### What the exercise asks
Write out every line below again exactly as it stands, skipping each image.

### Records for processing
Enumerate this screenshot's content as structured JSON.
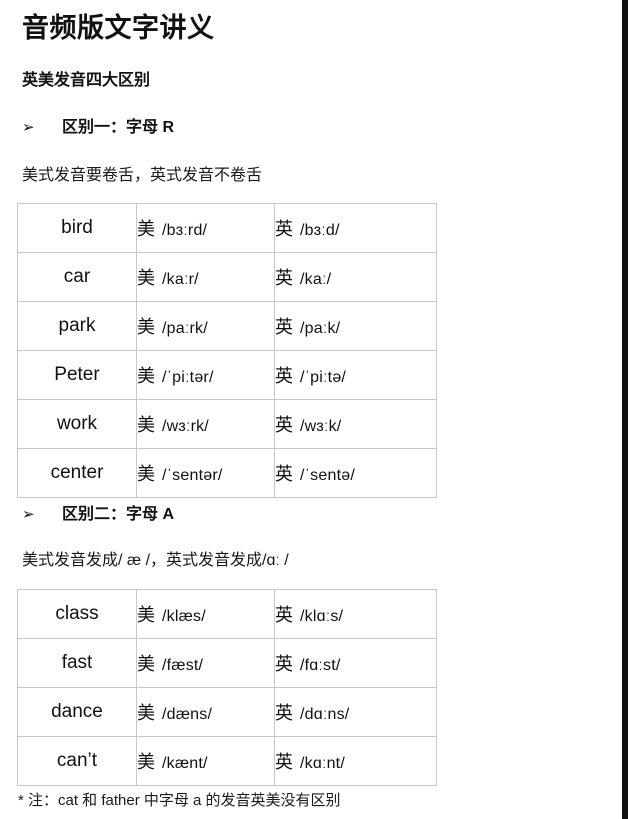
{
  "document": {
    "title": "音频版文字讲义",
    "section_heading": "英美发音四大区别",
    "footnote": "* 注：cat 和 father 中字母 a 的发音英美没有区别",
    "bullet_marker": "➢",
    "lang_us": "美",
    "lang_uk": "英"
  },
  "sections": [
    {
      "bullet_label": "区别一：字母 R",
      "rule": "美式发音要卷舌，英式发音不卷舌",
      "rows": [
        {
          "word": "bird",
          "us": "/bɜːrd/",
          "uk": "/bɜːd/"
        },
        {
          "word": "car",
          "us": "/kaːr/",
          "uk": "/kaː/"
        },
        {
          "word": "park",
          "us": "/paːrk/",
          "uk": "/paːk/"
        },
        {
          "word": "Peter",
          "us": "/ˈpiːtər/",
          "uk": "/ˈpiːtə/"
        },
        {
          "word": "work",
          "us": "/wɜːrk/",
          "uk": "/wɜːk/"
        },
        {
          "word": "center",
          "us": "/ˈsentər/",
          "uk": "/ˈsentə/"
        }
      ]
    },
    {
      "bullet_label": "区别二：字母 A",
      "rule": "美式发音发成/ æ /，英式发音发成/ɑː /",
      "rows": [
        {
          "word": "class",
          "us": "/klæs/",
          "uk": "/klɑːs/"
        },
        {
          "word": "fast",
          "us": "/fæst/",
          "uk": "/fɑːst/"
        },
        {
          "word": "dance",
          "us": "/dæns/",
          "uk": "/dɑːns/"
        },
        {
          "word": "can’t",
          "us": "/kænt/",
          "uk": "/kɑːnt/"
        }
      ]
    }
  ],
  "colors": {
    "page_background": "#ffffff",
    "text": "#1a1a1a",
    "table_border": "#c8c8c8",
    "right_edge": "#111111"
  }
}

### Response to the exercise
Enumerate this screenshot's content as structured JSON.
{
  "document": {
    "title": "音频版文字讲义",
    "section_heading": "英美发音四大区别",
    "footnote": "* 注：cat 和 father 中字母 a 的发音英美没有区别",
    "bullet_marker": "➢",
    "lang_us": "美",
    "lang_uk": "英"
  },
  "sections": [
    {
      "bullet_label": "区别一：字母 R",
      "rule": "美式发音要卷舌，英式发音不卷舌",
      "rows": [
        {
          "word": "bird",
          "us": "/bɜːrd/",
          "uk": "/bɜːd/"
        },
        {
          "word": "car",
          "us": "/kaːr/",
          "uk": "/kaː/"
        },
        {
          "word": "park",
          "us": "/paːrk/",
          "uk": "/paːk/"
        },
        {
          "word": "Peter",
          "us": "/ˈpiːtər/",
          "uk": "/ˈpiːtə/"
        },
        {
          "word": "work",
          "us": "/wɜːrk/",
          "uk": "/wɜːk/"
        },
        {
          "word": "center",
          "us": "/ˈsentər/",
          "uk": "/ˈsentə/"
        }
      ]
    },
    {
      "bullet_label": "区别二：字母 A",
      "rule": "美式发音发成/ æ /，英式发音发成/ɑː /",
      "rows": [
        {
          "word": "class",
          "us": "/klæs/",
          "uk": "/klɑːs/"
        },
        {
          "word": "fast",
          "us": "/fæst/",
          "uk": "/fɑːst/"
        },
        {
          "word": "dance",
          "us": "/dæns/",
          "uk": "/dɑːns/"
        },
        {
          "word": "can’t",
          "us": "/kænt/",
          "uk": "/kɑːnt/"
        }
      ]
    }
  ],
  "colors": {
    "page_background": "#ffffff",
    "text": "#1a1a1a",
    "table_border": "#c8c8c8",
    "right_edge": "#111111"
  }
}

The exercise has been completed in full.